“We all know the need is there for the fire department and the police department, but I think a lot of people in this community, a lot of the people I’ve talked to, believe that this is not the most cost-effective way to approach this,” Day said.
Several people argued that there is unnecessary space in the plan, like the “community space” in between the fire and police areas. Foran said that it will mostly be used for fire and police training, and it was cut down as much as the squads thought was possible.
Day was also concerned with the town’s share of the costs versus the village’s share. Foran explained that the town’s share would be paid through the town’s fire protection contract with the village. Day said he’s worried the village will be stuck with the full costs of the project if the town pulls out of its fire contract, which is negotiated annually. Next year’s contract is still being negotiated between town and village officials.
Foran said the town needs to do something for fire protection, and he’s not sure what other options it would have.

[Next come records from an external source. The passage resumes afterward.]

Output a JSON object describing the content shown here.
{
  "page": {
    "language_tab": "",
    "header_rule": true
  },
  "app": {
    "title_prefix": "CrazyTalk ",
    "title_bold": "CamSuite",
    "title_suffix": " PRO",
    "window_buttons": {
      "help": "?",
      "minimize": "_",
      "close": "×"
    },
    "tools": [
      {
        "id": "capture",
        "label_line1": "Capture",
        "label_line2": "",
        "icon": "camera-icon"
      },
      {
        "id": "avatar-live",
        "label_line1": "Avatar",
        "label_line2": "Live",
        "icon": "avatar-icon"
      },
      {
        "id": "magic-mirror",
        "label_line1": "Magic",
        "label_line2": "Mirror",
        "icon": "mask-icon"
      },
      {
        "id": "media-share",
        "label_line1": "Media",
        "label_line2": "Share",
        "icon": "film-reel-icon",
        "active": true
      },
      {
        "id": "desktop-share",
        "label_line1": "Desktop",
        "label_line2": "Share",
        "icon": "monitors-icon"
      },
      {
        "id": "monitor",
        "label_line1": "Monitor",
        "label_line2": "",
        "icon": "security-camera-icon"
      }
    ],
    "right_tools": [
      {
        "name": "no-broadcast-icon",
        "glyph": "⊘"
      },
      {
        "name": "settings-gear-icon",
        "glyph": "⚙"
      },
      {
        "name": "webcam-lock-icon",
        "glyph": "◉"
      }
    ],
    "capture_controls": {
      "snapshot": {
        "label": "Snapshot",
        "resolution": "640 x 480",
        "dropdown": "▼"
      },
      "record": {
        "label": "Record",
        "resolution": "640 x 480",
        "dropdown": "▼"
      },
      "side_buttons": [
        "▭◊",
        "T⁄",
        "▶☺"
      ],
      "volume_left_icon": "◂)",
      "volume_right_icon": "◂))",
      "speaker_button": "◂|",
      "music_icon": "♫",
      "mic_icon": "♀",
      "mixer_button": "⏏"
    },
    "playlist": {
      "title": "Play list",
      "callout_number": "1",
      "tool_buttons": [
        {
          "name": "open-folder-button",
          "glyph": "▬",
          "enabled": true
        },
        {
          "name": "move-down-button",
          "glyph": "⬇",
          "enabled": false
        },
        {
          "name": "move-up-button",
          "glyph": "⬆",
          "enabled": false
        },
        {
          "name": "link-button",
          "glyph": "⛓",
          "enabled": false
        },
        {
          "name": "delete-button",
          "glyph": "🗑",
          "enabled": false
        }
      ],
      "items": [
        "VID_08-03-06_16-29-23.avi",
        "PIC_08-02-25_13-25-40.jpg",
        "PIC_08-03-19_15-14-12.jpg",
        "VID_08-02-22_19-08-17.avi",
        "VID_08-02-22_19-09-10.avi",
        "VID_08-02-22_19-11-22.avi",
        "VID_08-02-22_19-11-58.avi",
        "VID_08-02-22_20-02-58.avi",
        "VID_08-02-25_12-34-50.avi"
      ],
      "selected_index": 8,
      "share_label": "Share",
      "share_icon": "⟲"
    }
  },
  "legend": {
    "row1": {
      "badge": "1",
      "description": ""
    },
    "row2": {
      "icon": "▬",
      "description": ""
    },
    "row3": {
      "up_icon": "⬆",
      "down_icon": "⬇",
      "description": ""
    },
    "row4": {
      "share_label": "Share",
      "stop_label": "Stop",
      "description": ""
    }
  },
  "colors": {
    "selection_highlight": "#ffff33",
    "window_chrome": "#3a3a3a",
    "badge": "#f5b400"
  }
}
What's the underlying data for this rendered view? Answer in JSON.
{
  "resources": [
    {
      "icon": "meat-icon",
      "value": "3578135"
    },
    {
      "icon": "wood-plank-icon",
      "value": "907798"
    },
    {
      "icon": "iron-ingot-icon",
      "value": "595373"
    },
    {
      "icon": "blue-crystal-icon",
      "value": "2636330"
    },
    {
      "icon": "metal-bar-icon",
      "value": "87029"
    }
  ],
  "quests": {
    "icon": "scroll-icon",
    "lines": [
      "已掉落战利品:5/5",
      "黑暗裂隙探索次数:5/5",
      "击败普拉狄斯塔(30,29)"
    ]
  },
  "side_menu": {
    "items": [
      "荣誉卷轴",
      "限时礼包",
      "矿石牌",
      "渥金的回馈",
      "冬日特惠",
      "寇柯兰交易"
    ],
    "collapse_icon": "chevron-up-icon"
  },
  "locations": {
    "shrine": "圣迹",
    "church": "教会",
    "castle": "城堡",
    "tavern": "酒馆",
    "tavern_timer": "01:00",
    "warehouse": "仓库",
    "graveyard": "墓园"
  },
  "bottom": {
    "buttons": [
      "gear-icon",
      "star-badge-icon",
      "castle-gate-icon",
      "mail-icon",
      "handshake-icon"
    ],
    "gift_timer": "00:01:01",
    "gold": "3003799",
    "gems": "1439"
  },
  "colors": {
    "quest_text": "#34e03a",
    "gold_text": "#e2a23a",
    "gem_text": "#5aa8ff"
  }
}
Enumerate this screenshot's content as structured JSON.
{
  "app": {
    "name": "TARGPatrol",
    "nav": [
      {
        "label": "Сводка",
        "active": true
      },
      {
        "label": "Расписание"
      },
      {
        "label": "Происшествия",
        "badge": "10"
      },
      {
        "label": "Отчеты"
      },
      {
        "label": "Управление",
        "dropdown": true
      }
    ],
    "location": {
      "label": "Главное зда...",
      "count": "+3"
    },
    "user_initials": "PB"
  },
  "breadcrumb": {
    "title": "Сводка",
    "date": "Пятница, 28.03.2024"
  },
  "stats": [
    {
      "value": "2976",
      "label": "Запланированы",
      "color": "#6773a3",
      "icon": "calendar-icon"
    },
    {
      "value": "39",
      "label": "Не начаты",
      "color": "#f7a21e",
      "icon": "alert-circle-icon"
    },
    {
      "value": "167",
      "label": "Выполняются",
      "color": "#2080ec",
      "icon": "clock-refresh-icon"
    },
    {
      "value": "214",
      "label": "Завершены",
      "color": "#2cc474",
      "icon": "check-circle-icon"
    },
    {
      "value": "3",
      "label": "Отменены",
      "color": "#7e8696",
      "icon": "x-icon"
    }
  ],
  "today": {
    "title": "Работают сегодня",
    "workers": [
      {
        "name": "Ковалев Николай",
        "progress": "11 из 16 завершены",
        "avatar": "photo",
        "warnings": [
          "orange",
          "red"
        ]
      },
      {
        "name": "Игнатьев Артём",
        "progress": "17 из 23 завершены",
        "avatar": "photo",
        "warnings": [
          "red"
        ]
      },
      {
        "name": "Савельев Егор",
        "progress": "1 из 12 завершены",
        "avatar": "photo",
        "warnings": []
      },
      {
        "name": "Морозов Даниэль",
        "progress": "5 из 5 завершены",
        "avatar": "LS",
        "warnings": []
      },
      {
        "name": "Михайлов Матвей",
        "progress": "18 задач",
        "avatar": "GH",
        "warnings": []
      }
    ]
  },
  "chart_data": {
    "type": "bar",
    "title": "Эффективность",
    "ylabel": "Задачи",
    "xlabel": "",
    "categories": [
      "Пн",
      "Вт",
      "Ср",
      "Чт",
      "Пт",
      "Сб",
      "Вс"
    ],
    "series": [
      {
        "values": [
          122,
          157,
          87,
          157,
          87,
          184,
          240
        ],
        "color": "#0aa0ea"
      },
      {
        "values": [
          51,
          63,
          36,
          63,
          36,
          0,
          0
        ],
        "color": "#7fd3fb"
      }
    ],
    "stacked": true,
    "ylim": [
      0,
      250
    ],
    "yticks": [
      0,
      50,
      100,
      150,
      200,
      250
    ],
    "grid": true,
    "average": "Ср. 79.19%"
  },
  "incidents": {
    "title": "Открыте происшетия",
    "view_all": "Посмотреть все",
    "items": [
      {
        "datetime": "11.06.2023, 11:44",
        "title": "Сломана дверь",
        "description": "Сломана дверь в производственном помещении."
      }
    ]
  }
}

“There’s not a town in New York state yet that doesn’t have fire protection,” Foran said.
He said it’s the job of town and village officials to come to an agreement. He said it’s likely that town taxpayers will end up paying on average an additional $18 to $22 a year for a $100,000 home, a little more than $10 less than village residents.
Day said that should all be worked out ahead of time so taxpayers know what amounts they will be responsible for.
“It seems like you should have all of this figured out before we go to referendum,” Day said.
Shaheen asked about the possibility that the site on Santa Clara Avenue is environmentally contaminated. The neighboring site, a former Alaskan Oil station, was supposedly cleaned up, but Shaheen said Aubuchon Hardware was looking to buy that property and found that it still has environmental problems that are spreading.
Foran said he’s aware there might be problems, but there are contingency funds in the project’s budget that could deal with it. If there is a big problem, he said the federal government would likely give brownfield grant money to clean up the site, since he already expects it to fund part of the project.
Day was also concerned about the site. He said he owns property in the area, and drainage was a problem there when Demars Boulevard flooded two years ago. Foran said those issues could likely be dealt with in the design of the building.
Foran also addressed McClelland’s editorial last week, arguing that Tupper Lake should take a note from the Gouverneur fire station. Built about five years ago, the station isn’t up to any codes, Foran said.
Shaheen asked how they can get away with not meeting code, and if they can, why Tupper Lake can’t. Foran said he won’t be involved in a building that won’t meet codes, and noted that if it didn’t, it wouldn’t be covered by insurance, among other problems.
McClelland said the people who showed him the station there are proud of their station and stand by it.
“They’re pretty tickled with the building,” McClelland said.
Shaheen said Gouverneur built what it could afford, and he doesn’t believe Tupper Lakers can afford a nice building, either. Foran said Gouverneur’s building won’t last as long as the one planned for Tupper Lake, and he believes Tupper’s plans are the most cost-effective way to go about it in the long run.
Jim Frenette Jr. asked whether the new building would have a higher operating budget than the current two stations.
Foran said some of the other stations he has been involved with recently found their costs increased little due to the fact that new construction, appliances and other considerations are so much more energy efficient, “which I found kind of shocking, to be honest with you.”
Hope Frenette asked what happens if bids come in higher than expected. Foran said locals can help drive costs down by encouraging local workers to bid on the project.
Foran said over the next two weeks, supporters of the project plan to hold meetings with local community groups and at the Ivy Terrace and Don Smith’s apartment complexes to drum up support.
Contact Jessica Collier at 891-2600 ext. 26 or email@example.com.